According to G.M.C. Wagemans, “the dodecahedron was an astronomic measuring instrument with which the angle of the sunlight can be measured and thereby one specific date in springtime, and one date in the autumn can be determined with accuracy. The dates that can be measured were probably of importance for the agriculture”. Nevertheless, this is still only a speculation.
Another unproven theory claims that the Roman Dodecahedra was a religious relic, which seems to be synonymous with “we haven’t a clue” in the vocabulary of archaeologists. They are thought to once be used as sacred tools for the druids of Britannia and Caledonia. One was reportedly found in a woman’s burial ground leading more to this idea. Without a written account or archaeological evidence this view cannot be supported.
Plutarch, the famous Greek historian, reportedly identified the dodecahedron as a vital instrument for zodiac signs. The twelve sides represent the twelve animals in the circle of the zodiac, but even this theory comes under contest when the argument of the knobs as decoration is presented.
“My take is that it is yet another piece the use of which we shall never completely sort out even though we are fortunate to have Plutarch’s testimony,” said Andrea Galdy, who holds a PhD from the School of Art History and Archaeology at the University of Manchester and is currently teaching Art History in Florence, Italy.
Another discovery deepens the mystery about the function of these objects. Some time ago, Benno Artmann discovered a Roman Icosahedron, a polyhedron with twenty faces, misclassified as a dodecahedron from just a glance. It is also hollow, bronze, and about 8 cm in diameter.
This Roman Icosahedron ended up in a museum’s basement storage for over forty years before noticed it again. The discovery raises the question about whether there are many other geometric artifacts of different types such as, icosahedra, hexagons, and octagons yet to be found in the former Roman Empire.
Roman Systems Engineering
RSE is using what we believe to be the same technology that Romans used in ancient history, to essentially complete 3D scanning in today’s world. Using a computer and the ancient Roman Dodecahedra we can obtain the dimensions and shape of any object placed within the device. The Roman Dodecahedra has the perfect shape to allow multiple angles of measurement.
Unlike modern 3D scanners, this ancient technology could allow for mapping within the by utilizing modern low-viscosity cavity detection fluids that penetrate an opaque and porous medium. This is even more impressive when you find that most scanners on the market today are limited by line-of-sight.

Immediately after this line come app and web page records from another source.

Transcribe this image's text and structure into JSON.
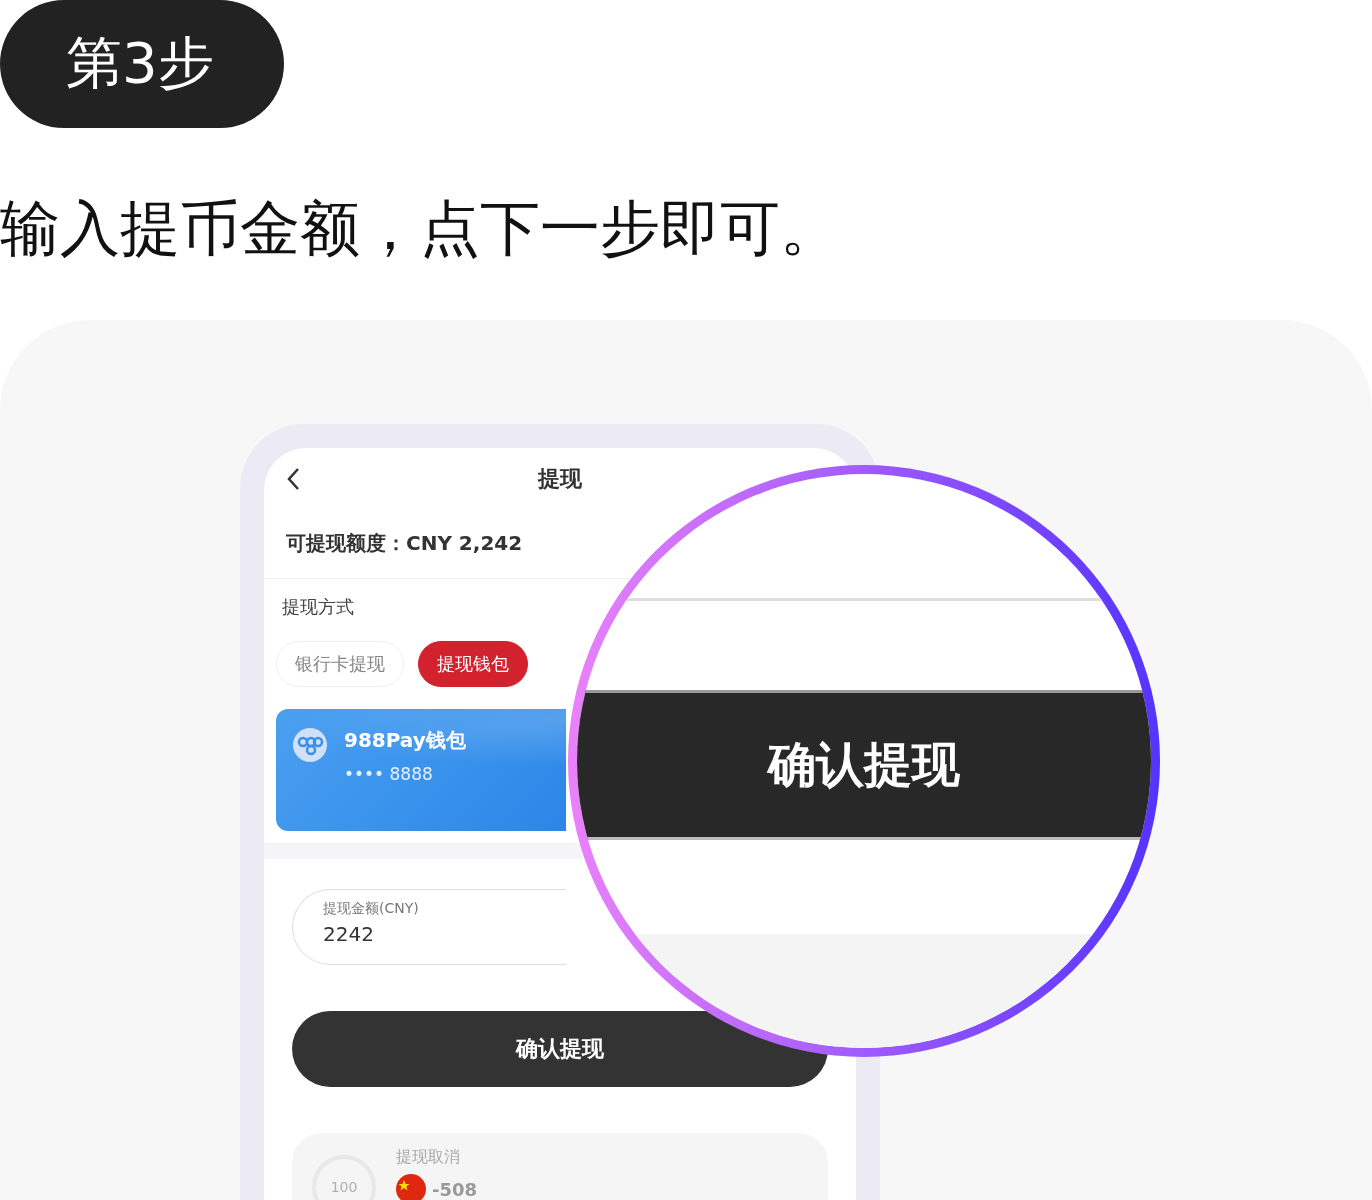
{
  "step_badge": "第3步",
  "instruction": "输入提币金额，点下一步即可。",
  "phone": {
    "title": "提现",
    "balance": "可提现额度：CNY 2,242",
    "method_label": "提现方式",
    "methods": [
      {
        "label": "银行卡提现",
        "selected": false
      },
      {
        "label": "提现钱包",
        "selected": true
      }
    ],
    "wallet_card": {
      "name": "988Pay钱包",
      "number": "•••• 8888"
    },
    "amount_field": {
      "label": "提现金额(CNY)",
      "value": "2242"
    },
    "confirm_button": "确认提现",
    "record": {
      "badge": "100",
      "title": "提现取消",
      "amount": "-508"
    }
  },
  "magnifier": {
    "button": "确认提现"
  }
}
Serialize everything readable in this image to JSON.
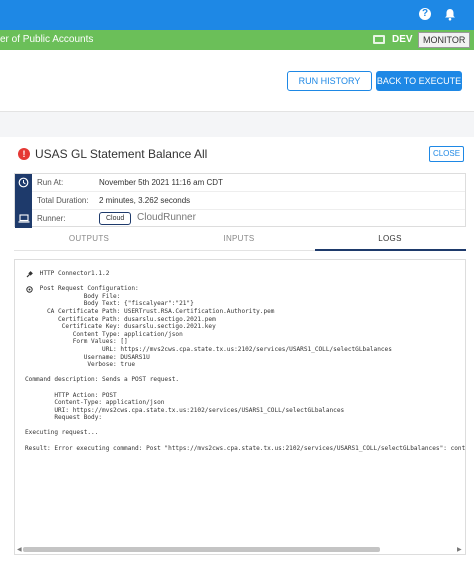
{
  "topbar": {
    "help_icon": "help-circle-icon",
    "notification_icon": "bell-icon"
  },
  "org_bar": {
    "org_name": "er of Public Accounts",
    "environment": "DEV",
    "monitor_label": "MONITOR",
    "screen_icon": "monitor-icon"
  },
  "header": {
    "run_history_label": "RUN HISTORY",
    "back_to_execute_label": "BACK TO EXECUTE"
  },
  "execution": {
    "title": "USAS GL Statement Balance All",
    "status_icon": "error-icon",
    "status_color": "#e53935",
    "close_label": "CLOSE",
    "info": [
      {
        "icon": "clock-icon",
        "label": "Run At:",
        "value": "November 5th 2021 11:16 am CDT"
      },
      {
        "icon": "",
        "label": "Total Duration:",
        "value": "2 minutes, 3.262 seconds"
      },
      {
        "icon": "laptop-icon",
        "label": "Runner:",
        "chip": "Cloud",
        "value": "CloudRunner"
      }
    ]
  },
  "tabs": [
    {
      "label": "OUTPUTS",
      "active": false
    },
    {
      "label": "INPUTS",
      "active": false
    },
    {
      "label": "LOGS",
      "active": true
    }
  ],
  "logs": {
    "text": "    HTTP Connector1.1.2\n\n    Post Request Configuration:\n                Body File:\n                Body Text: {\"fiscalyear\":\"21\"}\n      CA Certificate Path: USERTrust.RSA.Certification.Authority.pem\n         Certificate Path: dusarslu.sectigo.2021.pem\n          Certificate Key: dusarslu.sectigo.2021.key\n             Content Type: application/json\n             Form Values: []\n                     URL: https://mvs2cws.cpa.state.tx.us:2102/services/USARS1_COLL/selectGLbalances\n                Username: DUSARS1U\n                 Verbose: true\n\nCommand description: Sends a POST request.\n\n        HTTP Action: POST\n        Content-Type: application/json\n        URI: https://mvs2cws.cpa.state.tx.us:2102/services/USARS1_COLL/selectGLbalances\n        Request Body:\n\nExecuting request...\n\nResult: Error executing command: Post \"https://mvs2cws.cpa.state.tx.us:2102/services/USARS1_COLL/selectGLbalances\": context",
    "connector_icon": "plug-icon",
    "config_icon": "gear-icon"
  }
}
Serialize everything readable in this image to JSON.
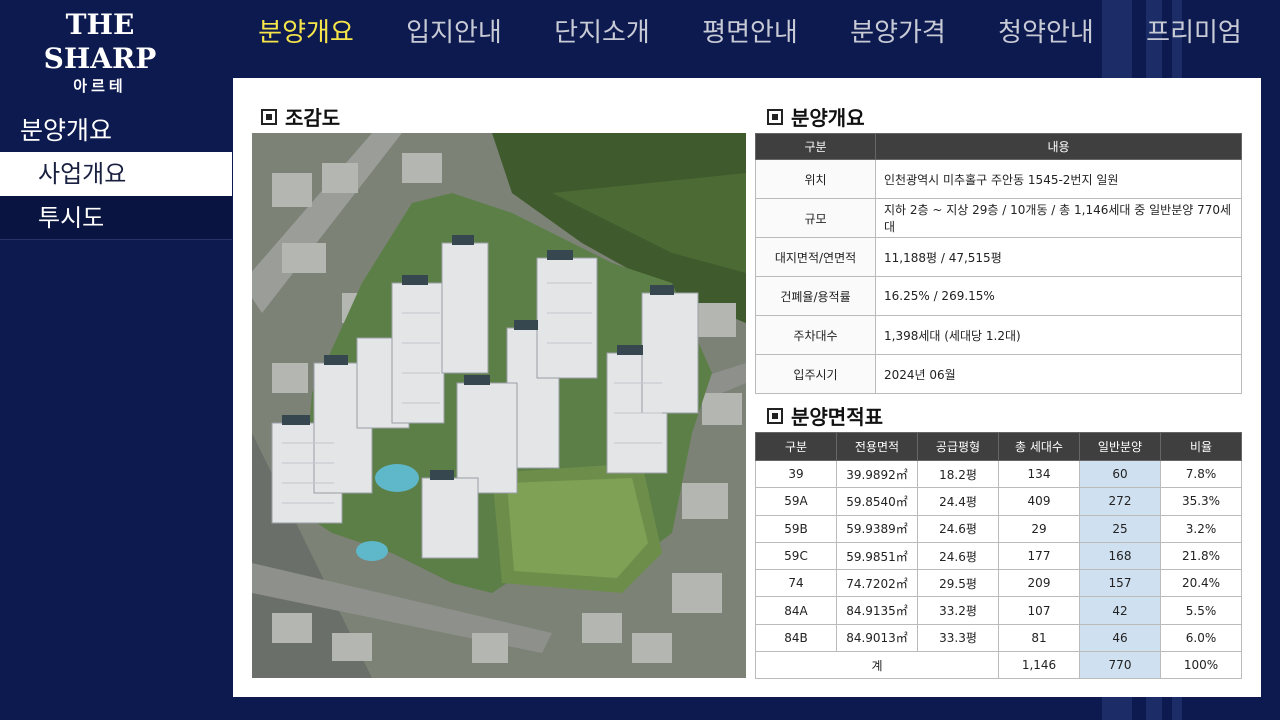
{
  "brand": {
    "name": "THE SHARP",
    "sub": "아르테"
  },
  "nav": [
    "분양개요",
    "입지안내",
    "단지소개",
    "평면안내",
    "분양가격",
    "청약안내",
    "프리미엄"
  ],
  "sidebar": {
    "title": "분양개요",
    "items": [
      "사업개요",
      "투시도"
    ]
  },
  "sections": {
    "aerial": "조감도",
    "overview": "분양개요",
    "area": "분양면적표"
  },
  "overview_table": {
    "headers": [
      "구분",
      "내용"
    ],
    "rows": [
      [
        "위치",
        "인천광역시 미추홀구 주안동 1545-2번지 일원"
      ],
      [
        "규모",
        "지하 2층 ~ 지상 29층 / 10개동 /  총 1,146세대 중 일반분양 770세대"
      ],
      [
        "대지면적/연면적",
        "11,188평 / 47,515평"
      ],
      [
        "건폐율/용적률",
        "16.25% / 269.15%"
      ],
      [
        "주차대수",
        "1,398세대 (세대당 1.2대)"
      ],
      [
        "입주시기",
        "2024년  06월"
      ]
    ]
  },
  "area_table": {
    "headers": [
      "구분",
      "전용면적",
      "공급평형",
      "총 세대수",
      "일반분양",
      "비율"
    ],
    "rows": [
      [
        "39",
        "39.9892㎡",
        "18.2평",
        "134",
        "60",
        "7.8%"
      ],
      [
        "59A",
        "59.8540㎡",
        "24.4평",
        "409",
        "272",
        "35.3%"
      ],
      [
        "59B",
        "59.9389㎡",
        "24.6평",
        "29",
        "25",
        "3.2%"
      ],
      [
        "59C",
        "59.9851㎡",
        "24.6평",
        "177",
        "168",
        "21.8%"
      ],
      [
        "74",
        "74.7202㎡",
        "29.5평",
        "209",
        "157",
        "20.4%"
      ],
      [
        "84A",
        "84.9135㎡",
        "33.2평",
        "107",
        "42",
        "5.5%"
      ],
      [
        "84B",
        "84.9013㎡",
        "33.3평",
        "81",
        "46",
        "6.0%"
      ]
    ],
    "total": [
      "계",
      "1,146",
      "770",
      "100%"
    ]
  },
  "colors": {
    "background": "#0d1a4f",
    "nav_active": "#f5e44a",
    "table_header": "#3f3f3f",
    "highlight": "#cfe0f0"
  }
}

The decorations of these items also vary from plain to having rings embossed concentrically around the holes, while others have small rings arranged in the corner spaces around the holes. Maybe these objects exist for the sole purpose of being difficult to make. Imagine a metalworker proving his capability in casting, finishing, soldering, etc. with a portable object like the Roman Dodecahedra.
In archaeological sites throughout Northern Europe, at least one Roman Dodecahedra per site has been found. Sometimes they are broken or incomplete, but it’s a mystery why we have these devices spread across a wide region, with nobody knowing for sure what they do.
Maybe the answer is hiding in plain sight. The Romans were clever at keeping secrets from escaping their Empire in order for their foes to find and use. Right now everything about the Roman Dodecahedra is pure speculation. It appears this is another wonderful object the ancients have left us. Until we find an answer for what the Roman Dodecahedra was used for Don’t Stop Rome-ing